Section 2 of the Criminal Code of Canada is an important section for anyone working in the legal system to understand. This section provides the definition of "property" for the purposes of the Criminal Code. Being clear on what is considered property under this Act is essential when interpreting and applying criminal laws related to theft, fraud, and other property offenses. Strategic Considerations When Dealing with Section 2 of the Criminal Code of Canada: 1. Understanding the Different Types of Property Section 2 outlines different categories of property, including real and personal property, deeds and instruments, and stamps and postage cards. Lawyers, judges, and law enforcement officials must have a clear understanding of what falls under each category to build a strong case when they are dealing with a property offense case. 2. Proving Ownership and Possession When dealing with property cases, it is essential to prove ownership or possession of the property in question. This can sometimes be a difficult task, particularly in cases where it has changed hands or passed through multiple parties. Knowing how to gather and present evidence can be crucial in proving ownership or possession in court. 3. Mitigation of Penalties Understanding the definition of property under the Criminal Code of Canada can also be helpful when developing strategies for mitigating penalties. For example, if someone is facing charges for theft under $5,000 and the property in question is a postage stamp, it may be possible to argue for a lower penalty.
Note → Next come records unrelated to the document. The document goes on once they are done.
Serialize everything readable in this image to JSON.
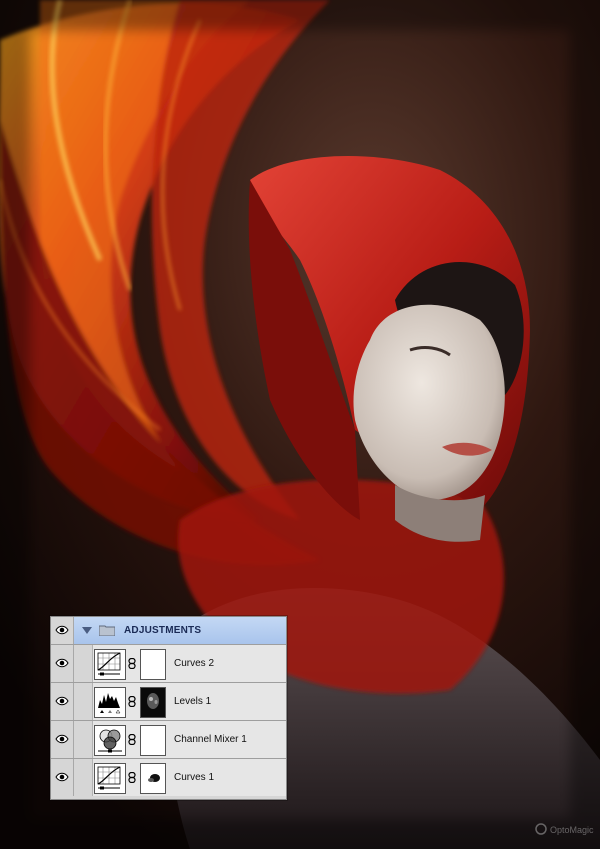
{
  "layers_panel": {
    "group_name": "ADJUSTMENTS",
    "layers": [
      {
        "name": "Curves 2",
        "icon": "curves-icon",
        "mask": "white"
      },
      {
        "name": "Levels 1",
        "icon": "levels-icon",
        "mask": "dark-face-mask"
      },
      {
        "name": "Channel Mixer 1",
        "icon": "channel-mixer-icon",
        "mask": "white"
      },
      {
        "name": "Curves 1",
        "icon": "curves-icon",
        "mask": "white-with-dark-spot"
      }
    ]
  },
  "watermark": "OptoMagic"
}
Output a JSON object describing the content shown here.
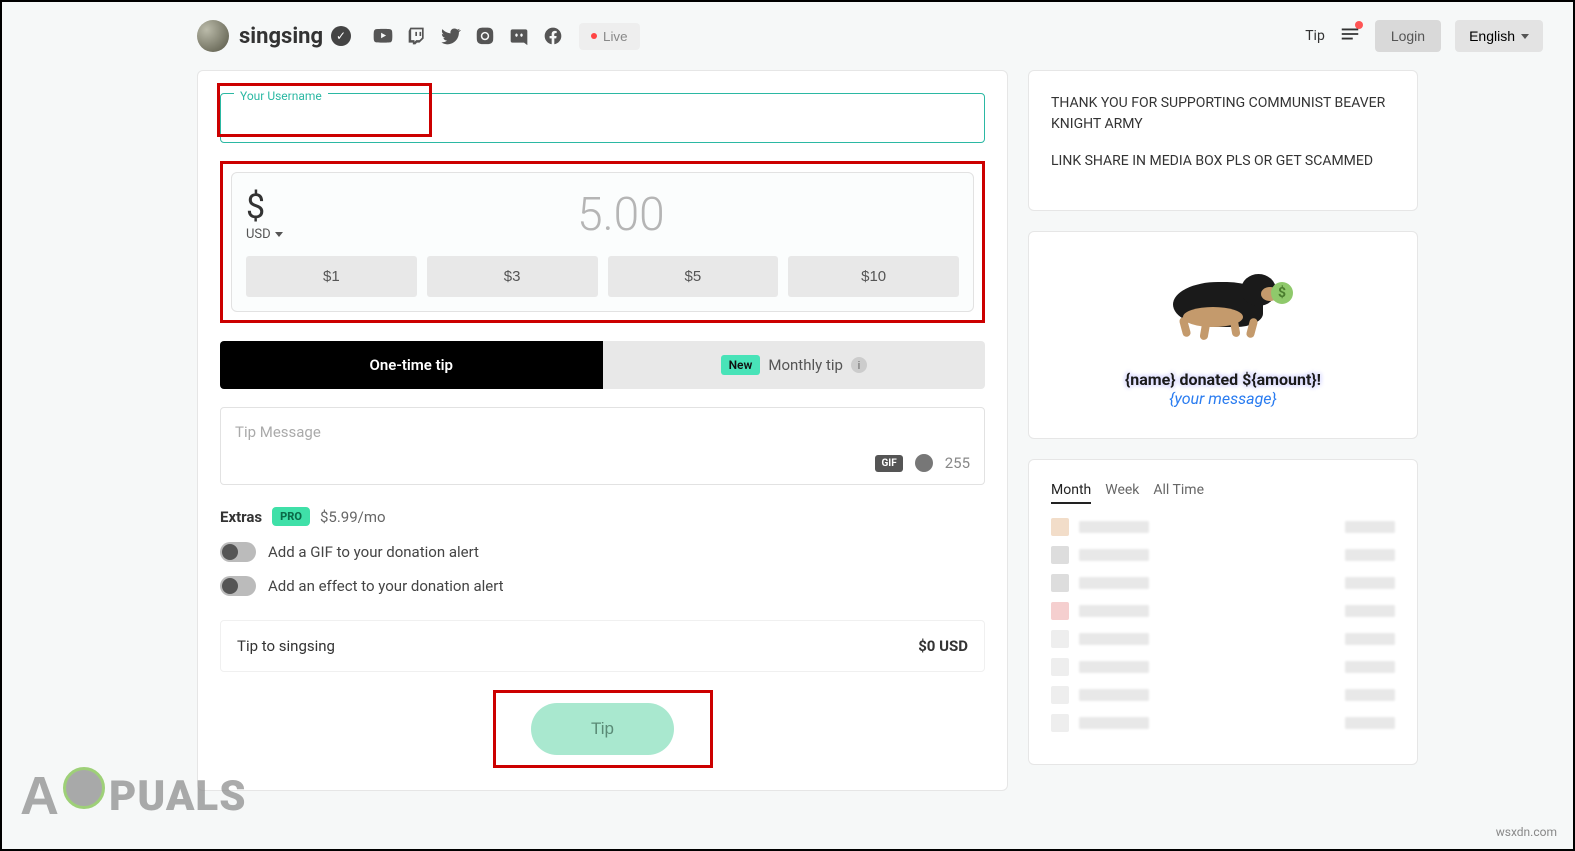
{
  "header": {
    "streamer": "singsing",
    "live": "Live",
    "tip": "Tip",
    "login": "Login",
    "language": "English"
  },
  "form": {
    "username_label": "Your Username",
    "username_value": "",
    "currency_symbol": "$",
    "currency_code": "USD",
    "amount": "5.00",
    "presets": [
      "$1",
      "$3",
      "$5",
      "$10"
    ],
    "onetime": "One-time tip",
    "monthly": "Monthly tip",
    "new_badge": "New",
    "msg_placeholder": "Tip Message",
    "char_count": "255",
    "extras_label": "Extras",
    "pro": "PRO",
    "extras_price": "$5.99/mo",
    "toggle_gif": "Add a GIF to your donation alert",
    "toggle_effect": "Add an effect to your donation alert",
    "summary_label": "Tip to singsing",
    "summary_amount": "$0 USD",
    "tip_button": "Tip"
  },
  "thankyou": {
    "line1": "THANK YOU FOR SUPPORTING COMMUNIST BEAVER KNIGHT ARMY",
    "line2": "LINK SHARE IN MEDIA BOX PLS OR GET SCAMMED"
  },
  "alert": {
    "name_line": "{name} donated ${amount}!",
    "msg_line": "{your message}"
  },
  "leaderboard": {
    "tabs": [
      "Month",
      "Week",
      "All Time"
    ]
  },
  "watermark": {
    "brand_a": "A",
    "brand_rest": "PUALS",
    "site": "wsxdn.com"
  }
}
Strategies That Could Be Employed: 1. Gathering and Presenting Evidence In property offense cases, evidence is key. Lawyers and law enforcement officials must gather as much evidence as possible to establish ownership or possession of the property. This may involve obtaining witness statements, surveillance footage, or forensic evidence. 2. Establishing the Value of the Property The value of the property can be a critical factor in determining the severity of the offense and the penalty prescribed under the Criminal Code of Canada. Establishing an accurate valuation is essential, particularly in cases where the property is rare or unique. 3. Negotiating a Plea Bargain In some cases, negotiating a plea bargain may be the best strategy. This can involve working with the Crown prosecutor to reduce charges or penalties in exchange for a guilty plea. 4. Challenging the Definition of Property In some cases, the definition of property under the Criminal Code of Canada may be contested. Lawyers may be able to argue that certain items do not fall under the definition of property or that the value of the property has been incorrectly calculated. In conclusion, understanding the definition of property under the Criminal Code of Canada is essential for anyone working in the legal system. Lawyers, judges, and law enforcement officials must be familiar with the different types of property covered under section 2 and how they may be used in criminal prosecutions. Strategies for dealing with property offense cases may include gathering and presenting evidence, establishing the value of the property, negotiating a plea bargain, or challenging the definition of property itself.